My intent certainly is not to cause any disruption nor flame anyone. This is as hot as I like things, and not for too long.
Perhaps we all should end this line of discussion (I'll make a new thread for this line) and get back to the original poster's question? Perhaps merge the threads if you have the software capability (I haven't checked the version here to see, not that it's my business anyway).
Before I had my CHL and my first handgun, I was a bit of an aggressive driver. Fortunately, I don't have any stories to post here. However, quite a few things have since become apparent to me as I have become more aware of the tactical aspects of typical situations in my daily life. Two that are relevant here:
1) You can get yourself into an untenable situation as a result of ANY aggressive driving, including simply following too closely.

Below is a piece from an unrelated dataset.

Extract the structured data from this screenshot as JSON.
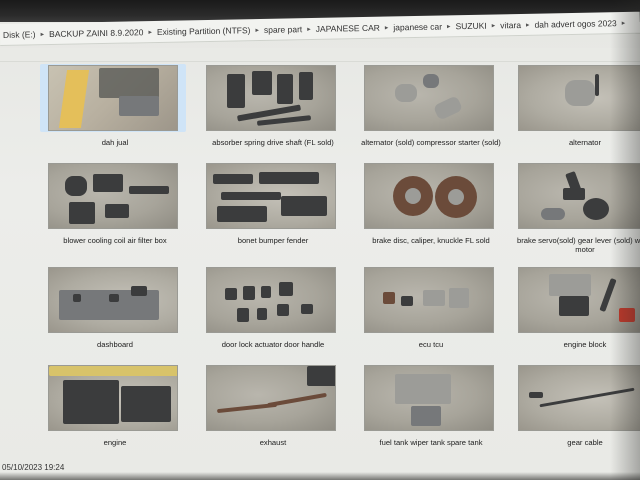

You never know the state of mind of the guy in the other car - he could go into road rage mode without any warning at all. These days I tend to hang back a lot more. I used to push, push, push and I pissed a lot people off. (Not to mention that in Virginia "Aggressive Driving", a completely subjective judgement call on the part of the LEO, is a class 1 or 2 misdemeanor, resulting in a suspended drivers license, a mandatory court appearance, and a hefty fine. )
2) Following too closely into an intersection is a good way to set yourself up for one of the oldest insurance/lawsuit scams around where you are tricked into rear-ending the other car. Or even worse, you can get boxed in, stopped, and robbed or highjacked. Even at a stoplight, it's a good idea to leave some space in front and keep a clear lane alongside.
I used to be a relatively aggressive driver, but now I try to keep some space between me and all of the other cars on the road, use my turn signals, and generally be polite to the other drivers. Emphasis on the word 'try'.
Posted By Massad Ayoob On Glock Talk, 07/22/06:
“I prefer a crooked trigger finger with its tip on the frame above the trigger guard area, for four reasons.”
“In no particular order:”
“Straight finger by right handed shooters tends to apply pressure to the slide lock stud of a 1911, Hi-Power, some S&W’s and some other autos. If the gun is a bit loose, this can push the slide stop out enough that the pistol will lock up after the first shot. With crooked finger indexed behind this stud, pressure has no effect.”
“Long finger and short guard (i.e., a 1911 in a big man's hand) can slow a straight finger's access when a shot needs to be fired immediately to save a life. The crooked finger makes its way into the guard swiftly, unimpeded.”
“If straight finger slips down and shooter is startled, finger will be held taut for an instant on the front of the guard and then snap back straight into the trigger, with enough force to cause an unintentional discharge. This is why we teach at LFI that trigger finger resting on front of guard is unsafe. But if the same thing happens with crooked finger, the finger comes in ACROSS the trigger, greatly reducing the likelihood of unintended discharge.”
“If anyone who knows what he's doing tries to disarm you, he'll begin with a lateral strike to your pistol to get its muzzle off his midline. A straight finger will be hyper-extended and other fingers will sympathetically release, making it easier for him to disarm you and break your trigger finger in the bargain. If the finger is crooked, it can resist this pressure and prevent either injury or sympathetic release of other fingers of the grasping hand.”
“In the latter vein, another reason we teach firm grasp at all times is that a disarm attempt hitting the drawn gun by surprise is much more likely to succeed if the Good Guy or Gal is holding the pistol with 40% hand strength instead of maximum hand strength.”
“The concept is explained in greater detail in my book "StressFire."
Thanks for the update. I respect Ayoob but sometimes don't know where he stands.
When I referred to the takedown lever nub, I neglected to mention I use a Taurus 92, similar to a Beretta, and the nub is only a pivot which cannot be removed without some gunsmithing.